What the exercise asks: Output all of the material once more, so that every line matches the original exactly.
(Exercise data)
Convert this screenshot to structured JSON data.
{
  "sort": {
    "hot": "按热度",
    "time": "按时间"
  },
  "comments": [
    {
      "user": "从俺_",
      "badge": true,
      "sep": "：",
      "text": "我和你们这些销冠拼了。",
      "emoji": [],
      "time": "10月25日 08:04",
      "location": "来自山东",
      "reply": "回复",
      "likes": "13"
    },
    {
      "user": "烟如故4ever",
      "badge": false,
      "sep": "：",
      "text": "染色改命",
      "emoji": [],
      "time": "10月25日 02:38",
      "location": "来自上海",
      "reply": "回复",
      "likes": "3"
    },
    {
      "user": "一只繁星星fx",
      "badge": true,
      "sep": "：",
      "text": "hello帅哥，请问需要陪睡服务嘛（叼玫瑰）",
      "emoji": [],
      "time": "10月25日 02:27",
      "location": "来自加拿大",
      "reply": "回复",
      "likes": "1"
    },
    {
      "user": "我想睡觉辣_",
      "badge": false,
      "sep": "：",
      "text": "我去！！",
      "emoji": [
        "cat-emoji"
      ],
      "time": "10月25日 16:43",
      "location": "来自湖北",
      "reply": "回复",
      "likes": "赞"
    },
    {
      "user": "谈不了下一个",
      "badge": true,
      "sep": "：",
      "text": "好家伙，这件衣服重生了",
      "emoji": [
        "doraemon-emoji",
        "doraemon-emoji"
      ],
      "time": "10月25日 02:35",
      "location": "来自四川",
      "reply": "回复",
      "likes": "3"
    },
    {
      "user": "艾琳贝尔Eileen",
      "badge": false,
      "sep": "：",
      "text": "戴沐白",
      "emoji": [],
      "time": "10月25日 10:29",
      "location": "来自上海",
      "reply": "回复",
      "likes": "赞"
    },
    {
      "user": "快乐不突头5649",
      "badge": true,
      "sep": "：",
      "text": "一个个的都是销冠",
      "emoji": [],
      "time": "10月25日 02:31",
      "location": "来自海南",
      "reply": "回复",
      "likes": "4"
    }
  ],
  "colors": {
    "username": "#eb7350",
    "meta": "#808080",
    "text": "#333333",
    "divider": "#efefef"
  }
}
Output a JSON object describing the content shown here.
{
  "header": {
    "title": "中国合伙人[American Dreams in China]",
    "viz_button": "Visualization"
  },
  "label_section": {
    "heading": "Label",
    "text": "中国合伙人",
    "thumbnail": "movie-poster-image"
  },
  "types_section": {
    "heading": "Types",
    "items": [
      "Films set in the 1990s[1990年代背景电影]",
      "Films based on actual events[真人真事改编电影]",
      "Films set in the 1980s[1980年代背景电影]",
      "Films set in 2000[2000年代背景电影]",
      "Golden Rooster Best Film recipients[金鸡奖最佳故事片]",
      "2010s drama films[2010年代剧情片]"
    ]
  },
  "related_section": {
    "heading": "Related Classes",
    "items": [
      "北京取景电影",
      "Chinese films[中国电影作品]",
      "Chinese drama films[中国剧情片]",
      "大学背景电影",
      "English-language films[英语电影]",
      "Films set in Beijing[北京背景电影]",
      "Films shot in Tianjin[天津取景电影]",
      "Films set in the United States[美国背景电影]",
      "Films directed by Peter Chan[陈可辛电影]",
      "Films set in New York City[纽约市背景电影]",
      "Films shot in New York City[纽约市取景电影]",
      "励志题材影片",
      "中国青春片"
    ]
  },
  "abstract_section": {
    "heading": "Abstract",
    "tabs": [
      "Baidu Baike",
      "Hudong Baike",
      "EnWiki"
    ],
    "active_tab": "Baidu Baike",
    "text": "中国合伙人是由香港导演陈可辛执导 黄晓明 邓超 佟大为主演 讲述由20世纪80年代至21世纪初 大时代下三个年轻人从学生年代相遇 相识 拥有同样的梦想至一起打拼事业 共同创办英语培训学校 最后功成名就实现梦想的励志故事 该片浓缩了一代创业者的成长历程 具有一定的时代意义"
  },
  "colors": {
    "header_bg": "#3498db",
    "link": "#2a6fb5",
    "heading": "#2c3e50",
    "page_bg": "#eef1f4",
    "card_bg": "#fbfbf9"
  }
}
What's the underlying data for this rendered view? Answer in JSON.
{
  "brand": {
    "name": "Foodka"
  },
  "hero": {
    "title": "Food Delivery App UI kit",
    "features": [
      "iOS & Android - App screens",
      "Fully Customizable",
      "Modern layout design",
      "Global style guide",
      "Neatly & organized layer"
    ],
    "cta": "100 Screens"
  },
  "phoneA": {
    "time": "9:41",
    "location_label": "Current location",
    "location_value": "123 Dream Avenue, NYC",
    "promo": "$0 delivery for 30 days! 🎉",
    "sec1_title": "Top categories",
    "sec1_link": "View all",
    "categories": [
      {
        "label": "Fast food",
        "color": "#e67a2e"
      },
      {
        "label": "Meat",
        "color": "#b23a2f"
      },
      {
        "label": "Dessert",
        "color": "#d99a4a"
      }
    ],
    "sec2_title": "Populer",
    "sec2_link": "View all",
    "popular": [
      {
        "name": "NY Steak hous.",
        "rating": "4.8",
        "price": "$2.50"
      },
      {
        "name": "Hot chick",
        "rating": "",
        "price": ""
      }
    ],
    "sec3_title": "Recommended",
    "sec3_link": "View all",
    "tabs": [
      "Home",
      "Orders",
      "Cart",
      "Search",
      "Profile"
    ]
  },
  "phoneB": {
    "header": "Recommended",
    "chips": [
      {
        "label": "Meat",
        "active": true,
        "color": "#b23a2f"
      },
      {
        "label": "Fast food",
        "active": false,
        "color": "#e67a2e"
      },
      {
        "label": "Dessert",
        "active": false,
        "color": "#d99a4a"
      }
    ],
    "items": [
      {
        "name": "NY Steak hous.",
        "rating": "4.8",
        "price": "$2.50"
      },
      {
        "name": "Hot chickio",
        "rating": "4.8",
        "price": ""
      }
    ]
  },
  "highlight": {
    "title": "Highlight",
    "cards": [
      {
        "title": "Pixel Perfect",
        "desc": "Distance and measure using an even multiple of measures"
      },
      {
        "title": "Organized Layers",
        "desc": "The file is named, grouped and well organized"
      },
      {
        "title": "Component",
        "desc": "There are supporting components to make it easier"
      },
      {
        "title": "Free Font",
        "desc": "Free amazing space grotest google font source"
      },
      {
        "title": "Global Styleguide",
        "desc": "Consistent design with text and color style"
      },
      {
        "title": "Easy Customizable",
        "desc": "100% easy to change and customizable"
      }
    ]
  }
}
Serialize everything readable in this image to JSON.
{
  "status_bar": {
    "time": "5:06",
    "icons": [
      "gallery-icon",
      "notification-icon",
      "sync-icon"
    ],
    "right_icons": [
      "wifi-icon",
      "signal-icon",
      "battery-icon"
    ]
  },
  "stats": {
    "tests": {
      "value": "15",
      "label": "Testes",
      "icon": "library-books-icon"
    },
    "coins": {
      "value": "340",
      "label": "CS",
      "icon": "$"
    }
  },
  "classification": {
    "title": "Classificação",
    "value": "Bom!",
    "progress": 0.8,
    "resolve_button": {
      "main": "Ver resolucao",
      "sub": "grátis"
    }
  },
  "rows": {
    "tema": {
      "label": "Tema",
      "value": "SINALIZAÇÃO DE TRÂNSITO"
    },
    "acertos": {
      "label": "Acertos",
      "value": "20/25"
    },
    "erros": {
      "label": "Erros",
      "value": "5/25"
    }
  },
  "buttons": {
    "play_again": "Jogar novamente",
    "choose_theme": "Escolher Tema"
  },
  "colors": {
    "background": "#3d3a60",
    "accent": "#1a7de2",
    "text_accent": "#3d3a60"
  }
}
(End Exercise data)
Output:
Convert this screenshot to structured JSON data.
{
  "sort": {
    "hot": "按热度",
    "time": "按时间"
  },
  "comments": [
    {
      "user": "从俺_",
      "badge": true,
      "sep": "：",
      "text": "我和你们这些销冠拼了。",
      "emoji": [],
      "time": "10月25日 08:04",
      "location": "来自山东",
      "reply": "回复",
      "likes": "13"
    },
    {
      "user": "烟如故4ever",
      "badge": false,
      "sep": "：",
      "text": "染色改命",
      "emoji": [],
      "time": "10月25日 02:38",
      "location": "来自上海",
      "reply": "回复",
      "likes": "3"
    },
    {
      "user": "一只繁星星fx",
      "badge": true,
      "sep": "：",
      "text": "hello帅哥，请问需要陪睡服务嘛（叼玫瑰）",
      "emoji": [],
      "time": "10月25日 02:27",
      "location": "来自加拿大",
      "reply": "回复",
      "likes": "1"
    },
    {
      "user": "我想睡觉辣_",
      "badge": false,
      "sep": "：",
      "text": "我去！！",
      "emoji": [
        "cat-emoji"
      ],
      "time": "10月25日 16:43",
      "location": "来自湖北",
      "reply": "回复",
      "likes": "赞"
    },
    {
      "user": "谈不了下一个",
      "badge": true,
      "sep": "：",
      "text": "好家伙，这件衣服重生了",
      "emoji": [
        "doraemon-emoji",
        "doraemon-emoji"
      ],
      "time": "10月25日 02:35",
      "location": "来自四川",
      "reply": "回复",
      "likes": "3"
    },
    {
      "user": "艾琳贝尔Eileen",
      "badge": false,
      "sep": "：",
      "text": "戴沐白",
      "emoji": [],
      "time": "10月25日 10:29",
      "location": "来自上海",
      "reply": "回复",
      "likes": "赞"
    },
    {
      "user": "快乐不突头5649",
      "badge": true,
      "sep": "：",
      "text": "一个个的都是销冠",
      "emoji": [],
      "time": "10月25日 02:31",
      "location": "来自海南",
      "reply": "回复",
      "likes": "4"
    }
  ],
  "colors": {
    "username": "#eb7350",
    "meta": "#808080",
    "text": "#333333",
    "divider": "#efefef"
  }
}
Output a JSON object describing the content shown here.
{
  "header": {
    "title": "中国合伙人[American Dreams in China]",
    "viz_button": "Visualization"
  },
  "label_section": {
    "heading": "Label",
    "text": "中国合伙人",
    "thumbnail": "movie-poster-image"
  },
  "types_section": {
    "heading": "Types",
    "items": [
      "Films set in the 1990s[1990年代背景电影]",
      "Films based on actual events[真人真事改编电影]",
      "Films set in the 1980s[1980年代背景电影]",
      "Films set in 2000[2000年代背景电影]",
      "Golden Rooster Best Film recipients[金鸡奖最佳故事片]",
      "2010s drama films[2010年代剧情片]"
    ]
  },
  "related_section": {
    "heading": "Related Classes",
    "items": [
      "北京取景电影",
      "Chinese films[中国电影作品]",
      "Chinese drama films[中国剧情片]",
      "大学背景电影",
      "English-language films[英语电影]",
      "Films set in Beijing[北京背景电影]",
      "Films shot in Tianjin[天津取景电影]",
      "Films set in the United States[美国背景电影]",
      "Films directed by Peter Chan[陈可辛电影]",
      "Films set in New York City[纽约市背景电影]",
      "Films shot in New York City[纽约市取景电影]",
      "励志题材影片",
      "中国青春片"
    ]
  },
  "abstract_section": {
    "heading": "Abstract",
    "tabs": [
      "Baidu Baike",
      "Hudong Baike",
      "EnWiki"
    ],
    "active_tab": "Baidu Baike",
    "text": "中国合伙人是由香港导演陈可辛执导 黄晓明 邓超 佟大为主演 讲述由20世纪80年代至21世纪初 大时代下三个年轻人从学生年代相遇 相识 拥有同样的梦想至一起打拼事业 共同创办英语培训学校 最后功成名就实现梦想的励志故事 该片浓缩了一代创业者的成长历程 具有一定的时代意义"
  },
  "colors": {
    "header_bg": "#3498db",
    "link": "#2a6fb5",
    "heading": "#2c3e50",
    "page_bg": "#eef1f4",
    "card_bg": "#fbfbf9"
  }
}
What's the underlying data for this rendered view? Answer in JSON.
{
  "brand": {
    "name": "Foodka"
  },
  "hero": {
    "title": "Food Delivery App UI kit",
    "features": [
      "iOS & Android - App screens",
      "Fully Customizable",
      "Modern layout design",
      "Global style guide",
      "Neatly & organized layer"
    ],
    "cta": "100 Screens"
  },
  "phoneA": {
    "time": "9:41",
    "location_label": "Current location",
    "location_value": "123 Dream Avenue, NYC",
    "promo": "$0 delivery for 30 days! 🎉",
    "sec1_title": "Top categories",
    "sec1_link": "View all",
    "categories": [
      {
        "label": "Fast food",
        "color": "#e67a2e"
      },
      {
        "label": "Meat",
        "color": "#b23a2f"
      },
      {
        "label": "Dessert",
        "color": "#d99a4a"
      }
    ],
    "sec2_title": "Populer",
    "sec2_link": "View all",
    "popular": [
      {
        "name": "NY Steak hous.",
        "rating": "4.8",
        "price": "$2.50"
      },
      {
        "name": "Hot chick",
        "rating": "",
        "price": ""
      }
    ],
    "sec3_title": "Recommended",
    "sec3_link": "View all",
    "tabs": [
      "Home",
      "Orders",
      "Cart",
      "Search",
      "Profile"
    ]
  },
  "phoneB": {
    "header": "Recommended",
    "chips": [
      {
        "label": "Meat",
        "active": true,
        "color": "#b23a2f"
      },
      {
        "label": "Fast food",
        "active": false,
        "color": "#e67a2e"
      },
      {
        "label": "Dessert",
        "active": false,
        "color": "#d99a4a"
      }
    ],
    "items": [
      {
        "name": "NY Steak hous.",
        "rating": "4.8",
        "price": "$2.50"
      },
      {
        "name": "Hot chickio",
        "rating": "4.8",
        "price": ""
      }
    ]
  },
  "highlight": {
    "title": "Highlight",
    "cards": [
      {
        "title": "Pixel Perfect",
        "desc": "Distance and measure using an even multiple of measures"
      },
      {
        "title": "Organized Layers",
        "desc": "The file is named, grouped and well organized"
      },
      {
        "title": "Component",
        "desc": "There are supporting components to make it easier"
      },
      {
        "title": "Free Font",
        "desc": "Free amazing space grotest google font source"
      },
      {
        "title": "Global Styleguide",
        "desc": "Consistent design with text and color style"
      },
      {
        "title": "Easy Customizable",
        "desc": "100% easy to change and customizable"
      }
    ]
  }
}
Serialize everything readable in this image to JSON.
{
  "status_bar": {
    "time": "5:06",
    "icons": [
      "gallery-icon",
      "notification-icon",
      "sync-icon"
    ],
    "right_icons": [
      "wifi-icon",
      "signal-icon",
      "battery-icon"
    ]
  },
  "stats": {
    "tests": {
      "value": "15",
      "label": "Testes",
      "icon": "library-books-icon"
    },
    "coins": {
      "value": "340",
      "label": "CS",
      "icon": "$"
    }
  },
  "classification": {
    "title": "Classificação",
    "value": "Bom!",
    "progress": 0.8,
    "resolve_button": {
      "main": "Ver resolucao",
      "sub": "grátis"
    }
  },
  "rows": {
    "tema": {
      "label": "Tema",
      "value": "SINALIZAÇÃO DE TRÂNSITO"
    },
    "acertos": {
      "label": "Acertos",
      "value": "20/25"
    },
    "erros": {
      "label": "Erros",
      "value": "5/25"
    }
  },
  "buttons": {
    "play_again": "Jogar novamente",
    "choose_theme": "Escolher Tema"
  },
  "colors": {
    "background": "#3d3a60",
    "accent": "#1a7de2",
    "text_accent": "#3d3a60"
  }
}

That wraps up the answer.